The story begins let the kids run but sloe them down to learn deep observation. Then not reward just copy cat behavior. The middle becomes confused and too trite to share. But the ending sums it all for now :
In a world where inquirey is not possible we find a world where creativity is impossible.

Zephir said...

An interesting aspect of this is that most scientists are very good people, very smart, logical, big well developed left brains who tend to have underdeveloped intuitive brains,
which undermines their creativity. Many have no clue about their biases and think they are "logical". Recent neurological science results
are revealing. Not surprisingly, many of the underappreciate the creativity.

Phillip Helbig said...

11. Drugs enhance creativity.

hush said...

You are a virtuoso. To help readers understand - an analogy to music is made.

Music virtuosos recognize all pieces of music and know the room for improvement for all masterpieces always exists.

Gravity is no different.
Keep playing.
Grants aside.

Wes Hansen said...

Ha, Ha, Ha, Xkcd needs to learn structured design techniques!

When people tell someone to "think outside the box" what they're really saying is to properly define the boundaries of the problem at hand. In my own experience, creativity is the easy part, figuring out how to practically realize your creative idea within the constraints at hand often involves more creative thinking than the original idea itself; and then, of course, you have to figure out how to keep all of the corporate thieves with their Ivy League MBAs but absolutely no knack for creative problem solving from stealing everything . . .

According to Goeth's Faust, the creative act is the only thing that makes life worthwhile; I tend to agree most of the time. What it is, really, is that moment of clarity that just plows into the ole cranium from seemingly nowhere. It doesn't really matter whether it's seeing a new painting, a novel technical design, a novel logic stream, a novel mathematical proof, whatever, it all comes down to that moment of clarity - true spirituality! And of course creativity seems to require a maintained state of dissatisfaction: "Ah, baby, no one who can write worth a damn can ever write in peace," said author and poet, Charles Bukowski. Creativity also requires a great deal of courage, a kind of fearlessness bordering on arrogance . . .

Kaleberg said...

I remember one study asked people at an organization to identify other people whom they considered most creative. Then, they interviewed those people to find their secret. Interestingly, those people regarded their own approaches to problem solving as the most conventional.
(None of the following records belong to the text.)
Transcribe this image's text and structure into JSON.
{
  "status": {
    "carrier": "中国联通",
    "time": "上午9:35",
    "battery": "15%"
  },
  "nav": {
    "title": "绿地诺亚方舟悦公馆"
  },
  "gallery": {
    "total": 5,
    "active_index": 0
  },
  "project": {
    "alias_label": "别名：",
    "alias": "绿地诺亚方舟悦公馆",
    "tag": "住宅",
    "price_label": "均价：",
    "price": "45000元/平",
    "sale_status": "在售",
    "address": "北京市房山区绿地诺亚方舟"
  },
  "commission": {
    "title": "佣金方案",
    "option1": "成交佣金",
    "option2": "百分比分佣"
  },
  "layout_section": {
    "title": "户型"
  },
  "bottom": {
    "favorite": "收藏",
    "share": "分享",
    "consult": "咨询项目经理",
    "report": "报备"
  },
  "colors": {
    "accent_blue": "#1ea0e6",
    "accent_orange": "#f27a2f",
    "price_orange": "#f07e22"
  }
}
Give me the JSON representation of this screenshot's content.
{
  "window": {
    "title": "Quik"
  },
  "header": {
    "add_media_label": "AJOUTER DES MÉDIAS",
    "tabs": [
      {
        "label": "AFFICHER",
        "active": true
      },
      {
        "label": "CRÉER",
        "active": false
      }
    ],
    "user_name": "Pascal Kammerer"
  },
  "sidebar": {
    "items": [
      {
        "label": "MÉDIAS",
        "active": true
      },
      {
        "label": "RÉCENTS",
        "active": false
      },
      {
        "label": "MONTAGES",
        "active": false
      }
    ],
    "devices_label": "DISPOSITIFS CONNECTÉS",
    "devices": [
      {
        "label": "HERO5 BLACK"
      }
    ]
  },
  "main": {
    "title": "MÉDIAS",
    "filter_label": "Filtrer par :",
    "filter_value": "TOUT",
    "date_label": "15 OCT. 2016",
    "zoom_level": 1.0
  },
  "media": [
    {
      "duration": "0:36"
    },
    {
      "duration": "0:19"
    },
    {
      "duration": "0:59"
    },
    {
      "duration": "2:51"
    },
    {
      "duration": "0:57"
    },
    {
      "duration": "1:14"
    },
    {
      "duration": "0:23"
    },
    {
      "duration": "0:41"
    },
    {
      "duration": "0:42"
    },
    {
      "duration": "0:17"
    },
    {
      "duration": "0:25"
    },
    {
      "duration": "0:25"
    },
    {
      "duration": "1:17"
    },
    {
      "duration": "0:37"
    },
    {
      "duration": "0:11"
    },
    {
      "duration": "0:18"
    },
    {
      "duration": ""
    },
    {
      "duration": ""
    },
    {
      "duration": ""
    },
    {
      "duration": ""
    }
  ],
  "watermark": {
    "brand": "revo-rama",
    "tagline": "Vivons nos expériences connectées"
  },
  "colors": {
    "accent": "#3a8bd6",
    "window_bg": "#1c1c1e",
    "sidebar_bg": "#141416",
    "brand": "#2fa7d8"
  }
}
I always think of the old aphorism: You don't have to be different to be good. Being good is different enough.